Self Release in support of World Child Cancer
Click to buy
Billy Marrows – guitar/baritone guitar and compositions; Teresa Macedo Ferreira – viola; Dijan Mbanu – flute; Jonas Mbanu – electric bass; Angus Bayley – piano; Gustavo Clayton Marucci – clarinet and bass clarinet; Chris Williams – alto sax; Tom Ridout – soprano, tenor and clarinet; Mike Soper – trumpet; Olli Martin – trombone; Anna Drysdale – French horn; Greg Sanders – shaker and producer
Recorded 27 June & 27 August 2023
This is a very personal album for guitarist and composer, Billy Marrows and one that carries with it loss and sadness. The recording is dedicated to and in memory of his mother Penny, who died of pancreatic cancer in August 2023 and sadly did not get to hear the finished recording.
The genesis of the album came about when Billy, his girlfriend Theresa and his cousins performed at a family gathering in April last year shortly after Penny’s diagnosis. As she enjoyed the music so much the guitarist decided to record the album and release it and donate all proceeds from sales to the World Child Cancer charity that helps support children with cancer around the globe, and especially those most in need.
The resulting album is a triumph, and features Marrows’s new band Grande Família and original music is indeed a wonderful tribute to Penny and a celebration of family. There is nothing but joy and happiness that is conveyed throughout, and the arrangements prepared by Marrows are rich in colour and detail for the various instrumental groupings presented.
The music features the 12-piece chamber jazz group that refuses to be confined with any single genre, and whether playing as one large ensemble or smaller groups the music has its own distinctive sound.

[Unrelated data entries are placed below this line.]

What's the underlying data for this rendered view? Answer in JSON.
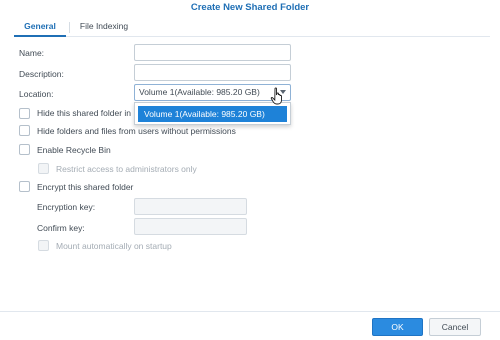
{
  "dialog": {
    "title": "Create New Shared Folder"
  },
  "tabs": [
    {
      "label": "General",
      "active": true
    },
    {
      "label": "File Indexing",
      "active": false
    }
  ],
  "form": {
    "name_label": "Name:",
    "name_value": "",
    "description_label": "Description:",
    "description_value": "",
    "location_label": "Location:",
    "location_value": "Volume 1(Available: 985.20 GB)",
    "location_options": [
      "Volume 1(Available: 985.20 GB)"
    ]
  },
  "options": {
    "hide_in_network": {
      "label": "Hide this shared folder in",
      "checked": false
    },
    "hide_files_no_perm": {
      "label": "Hide folders and files from users without permissions",
      "checked": false
    },
    "recycle_bin": {
      "label": "Enable Recycle Bin",
      "checked": false
    },
    "restrict_admins": {
      "label": "Restrict access to administrators only",
      "checked": false,
      "disabled": true
    },
    "encrypt": {
      "label": "Encrypt this shared folder",
      "checked": false
    }
  },
  "encryption": {
    "key_label": "Encryption key:",
    "key_value": "",
    "confirm_label": "Confirm key:",
    "confirm_value": "",
    "mount_label": "Mount automatically on startup",
    "mount_checked": false
  },
  "buttons": {
    "ok": "OK",
    "cancel": "Cancel"
  },
  "colors": {
    "accent": "#1f6fb5",
    "selection": "#1e82d8",
    "primary_button": "#2b8be0"
  }
}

This is in part due to the unusual instrumentation that is sometimes deployed and certainly in Marrows’s at times unconventional writing.
This is not a criticism, but a virtue. So much so, that on first hearing I was not sure to make of the album. It is much to Marrows’s credit that he feeds the listener enough on the first hearing to want to repeat the experience, and on each further playing of the album more and more is revealed.

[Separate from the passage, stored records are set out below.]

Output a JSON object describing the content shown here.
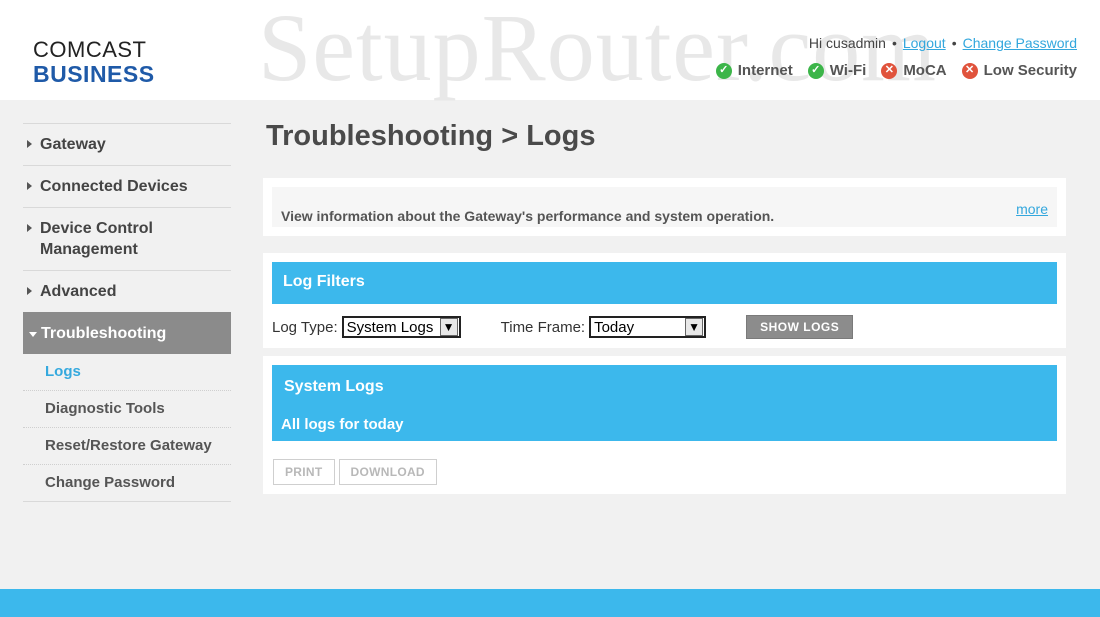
{
  "watermark": "SetupRouter.com",
  "logo": {
    "line1": "COMCAST",
    "line2": "BUSINESS"
  },
  "user": {
    "greeting": "Hi cusadmin",
    "logout": "Logout",
    "change_password": "Change Password"
  },
  "status": [
    {
      "label": "Internet",
      "state": "ok",
      "icon": "check-icon"
    },
    {
      "label": "Wi-Fi",
      "state": "ok",
      "icon": "check-icon"
    },
    {
      "label": "MoCA",
      "state": "bad",
      "icon": "x-icon"
    },
    {
      "label": "Low Security",
      "state": "bad",
      "icon": "x-icon"
    }
  ],
  "sidebar": {
    "items": [
      {
        "label": "Gateway"
      },
      {
        "label": "Connected Devices"
      },
      {
        "label": "Device Control Management"
      },
      {
        "label": "Advanced"
      },
      {
        "label": "Troubleshooting"
      }
    ],
    "sub_items": [
      {
        "label": "Logs"
      },
      {
        "label": "Diagnostic Tools"
      },
      {
        "label": "Reset/Restore Gateway"
      },
      {
        "label": "Change Password"
      }
    ]
  },
  "page": {
    "title": "Troubleshooting > Logs"
  },
  "info": {
    "text": "View information about the Gateway's performance and system operation.",
    "more": "more"
  },
  "filters": {
    "heading": "Log Filters",
    "log_type_label": "Log Type:",
    "log_type_value": "System Logs",
    "time_frame_label": "Time Frame:",
    "time_frame_value": "Today",
    "show_button": "SHOW LOGS"
  },
  "logs": {
    "heading": "System Logs",
    "subheading": "All logs for today",
    "print_button": "PRINT",
    "download_button": "DOWNLOAD"
  },
  "colors": {
    "accent": "#3cb8ec",
    "brand": "#1f5aa8",
    "ok": "#3cb549",
    "bad": "#e0533c"
  }
}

The arrangements are cleverly conceived, each seemingly to reveal little snippets of ideas that only come together in all their elegance as one becomes familiar with the guitarist’s tonal palette and sense of structure that is integral to each of the ensemble pieces.
The sheer depth of the writing is heard to wonderful effect on ‘Nights Are Drawing In’ and the use of trombone and French horn, along with bass clarinet give a startingly fresh sound in the lower registers of the ensemble.
‘A Grande Família’ has some lovely writing for flute, accompanied by subtle shadings from the horns and Billy’s sparse guitar lines, and the use of shaker and voices is a stroke of genius, and the use of brass and strings on ‘L’Heroïsme’ is a delight given additional gravitas by Tom Ridout’s tenor saxophone.
The album is bookended by two solo guitar pieces, the title track which Penny got to hear, and an exquisite and touching reading of ‘Shenondoah’ which sadly she did not. Marrows’s had also written several other solo vignettes for guitar that are interspersed throughout the album, each of which gives an indication of the compositional process that can be heard in the ensemble pieces.
With his Grande Família project, Marrow has created a spectacular new ensemble that hopefully he will continue to write for. However, in closing I cannot but direct attention to ‘February (anjo) and a touching duet for guitar and viola and performed by Billy and his girlfriend Teresa.